“Literacy is a challenge for us here at New Hope and so we are delighted to have the SuperKids team here volunteering their time to engage our children,” said Latoya Green-Ruddock, vice principal at New Hope Primary. She also extended gratitude to the Sandals Foundation for collaborating with Great Shape! Inc. to make the programme possible.
First-time volunteer with Great Shape! Inc. SuperKids, Shirley Parsons noted that a friend encouraged her to volunteer with the programme as she’s very focused on literacy and children. “Literacy is the basic foundation for anything that you’re going to do in life,” said Parsons, who has been working out of Savanna-la-mar Primary.
“The children here need not just classroom teaching but they need a lot of individual teaching, particularly after the last couple of years when there has been such a problem with COVID, the children have fallen behind. I think it’s very important that we become a part of the solution to the literacy issue,” she said. She also noted that the experience has been a challenging one but definitely one that she enjoys and would love to have again.
The SuperKids programme will stay in partnership with each school for three years and continue upgrades and maintenance on their computer labs for many years after.

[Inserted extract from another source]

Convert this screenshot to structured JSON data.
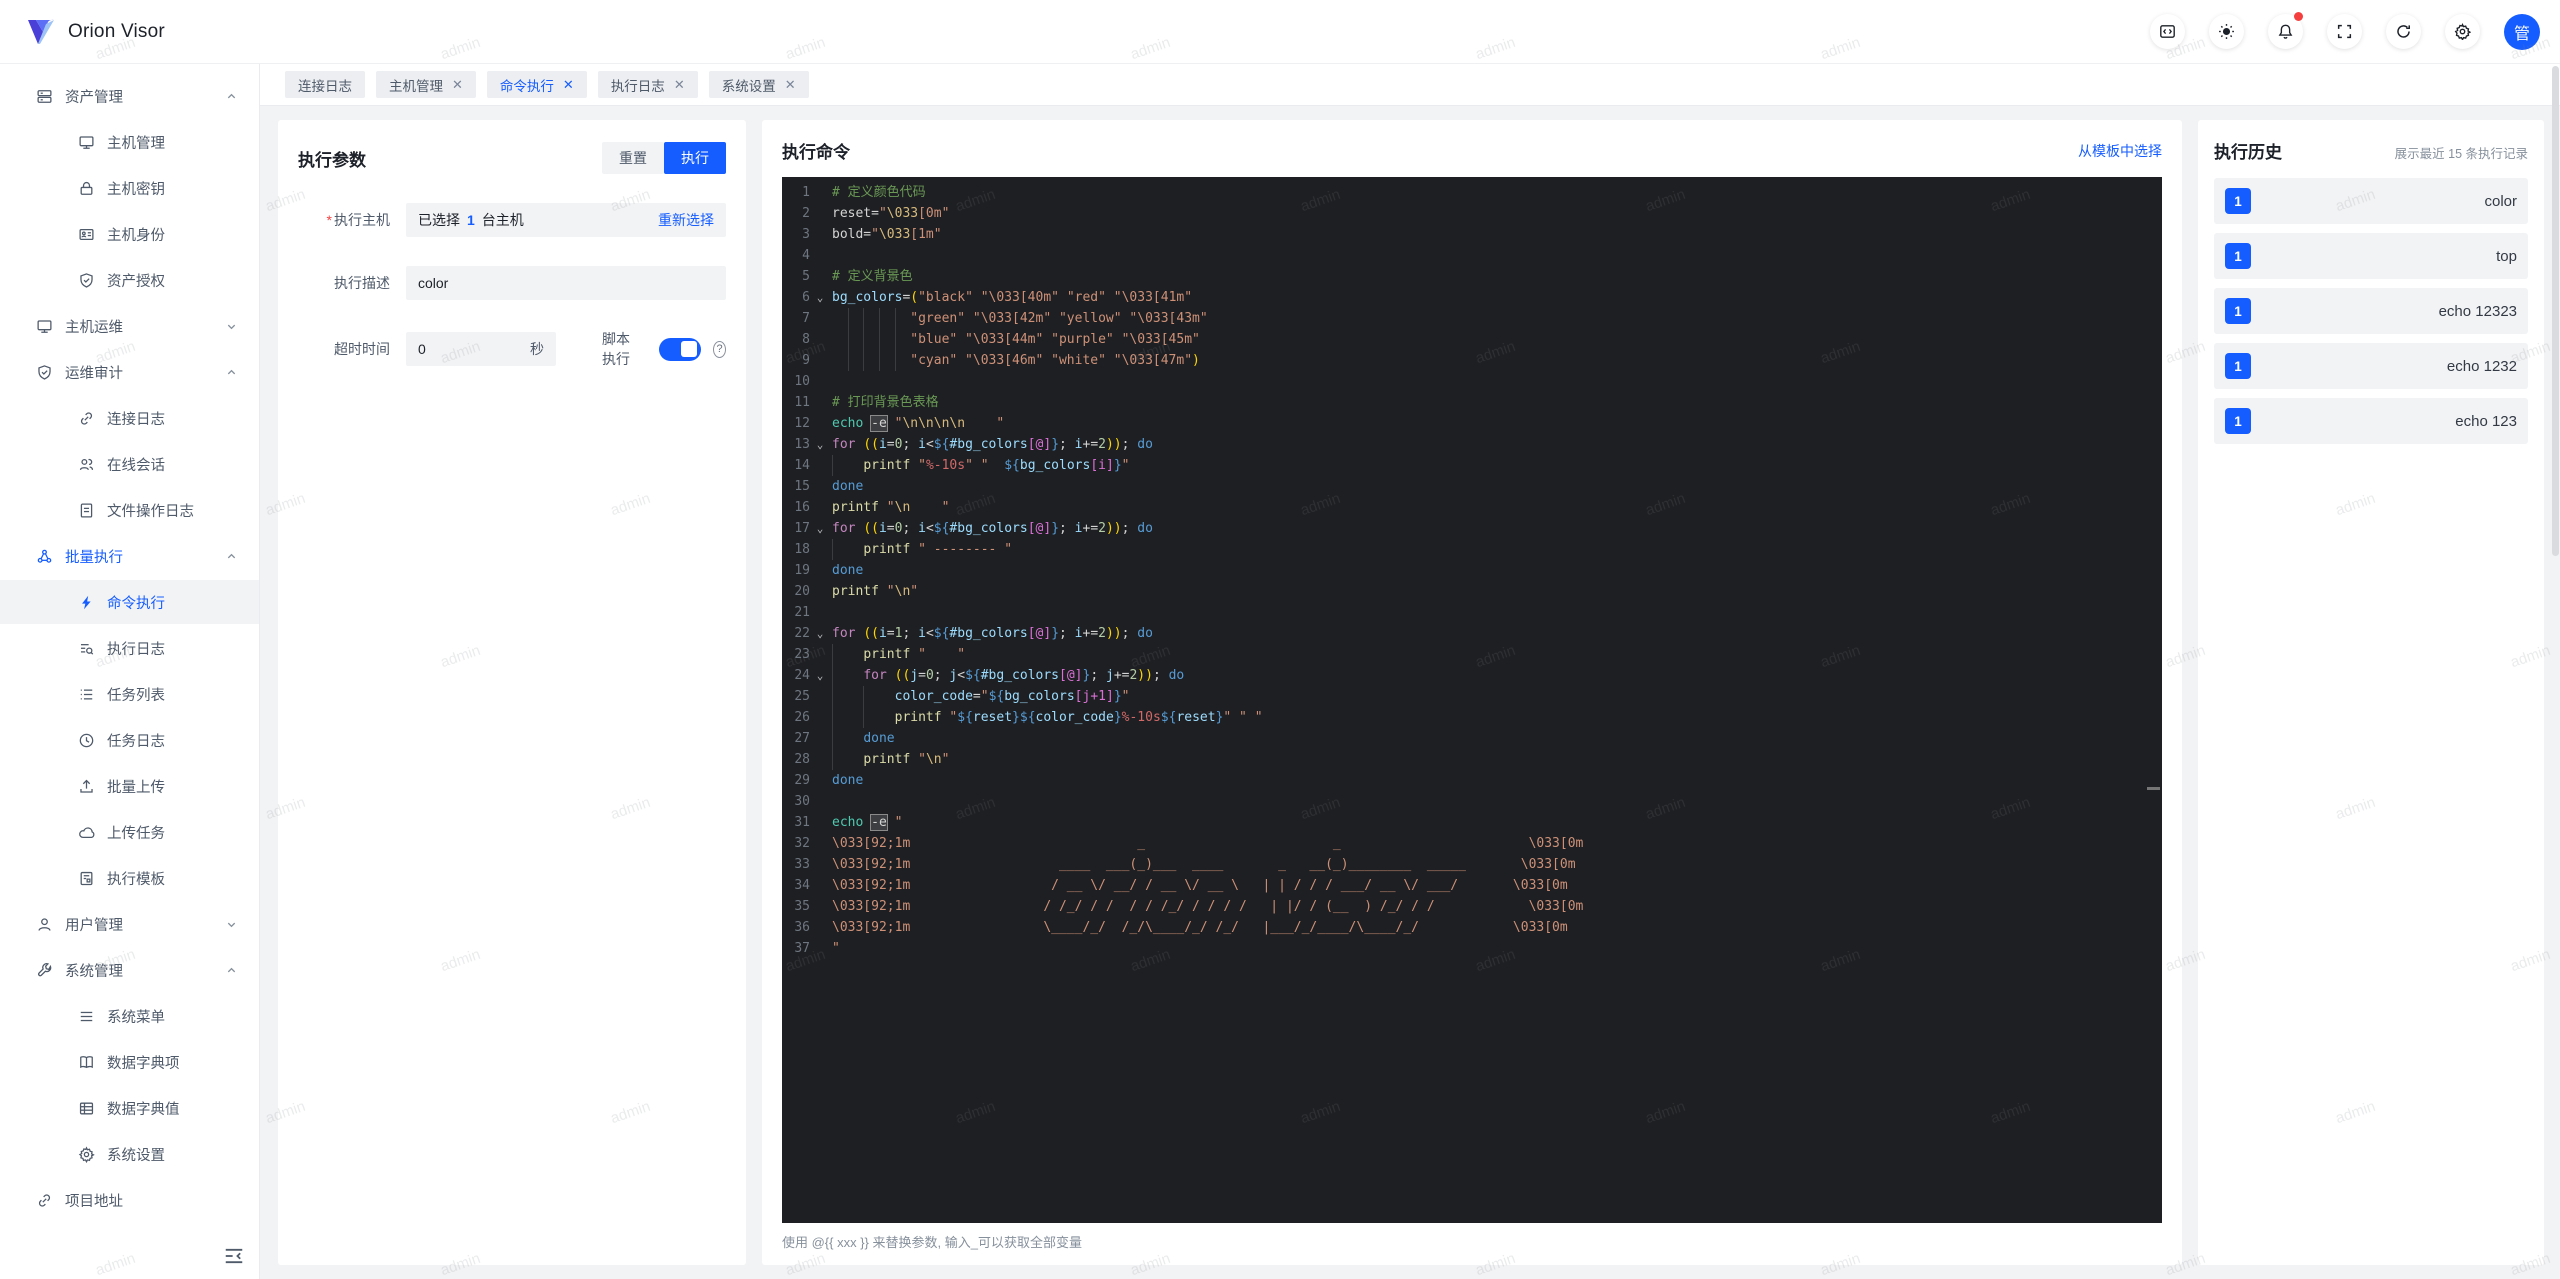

While the Literacy teams remain stationed in the three partner schools, a separate computer skills team has been busy installing and refurbishing computers in a number of other schools between Westmoreland and St Elizabeth. Each computer is installed with over 30 educational software programs.
Similar to Ross, Mellissa Anderson, Centre Manager for the Women’s Centre of Jamaica Foundation, Savanna-La-Mar wholeheartedly expressed gratitude to the SuperKids team for seven computers installed at her location.
“This donation will aid in offering the Information Technology Skill Certification in the City & Guilds Examinations. Students will also be able to do their research papers,” she noted in a thank-you letter. She also expressed gratitude for the installation of computers at the desks of the centre’s counsellors, a gesture that will aid them greatly in performing their daily tasks.
Over in St Elizabeth, Principal of Fyffes Pen Primary and Infant, Mordant Mitchell recounts that a once empty space at his school was transformed into a computer room in minutes.
“These computers will bring a world of educational experiences to our students and by extension our school community,” he said. He further noted that the smiles on the faces of the teachers and students were soulful and that the impact made by SuperKids and the Sandals Foundation can only be described as infinite and irreversible.
Vice Principal at Crawford Primary school, Kenesha Johnson shared his sentiments, noting that the donation of 10 computers to her school will definitely assist with the enrichment of lessons and expose the students to this very necessary piece of technology. The school did not have any computers prior to receiving this donation.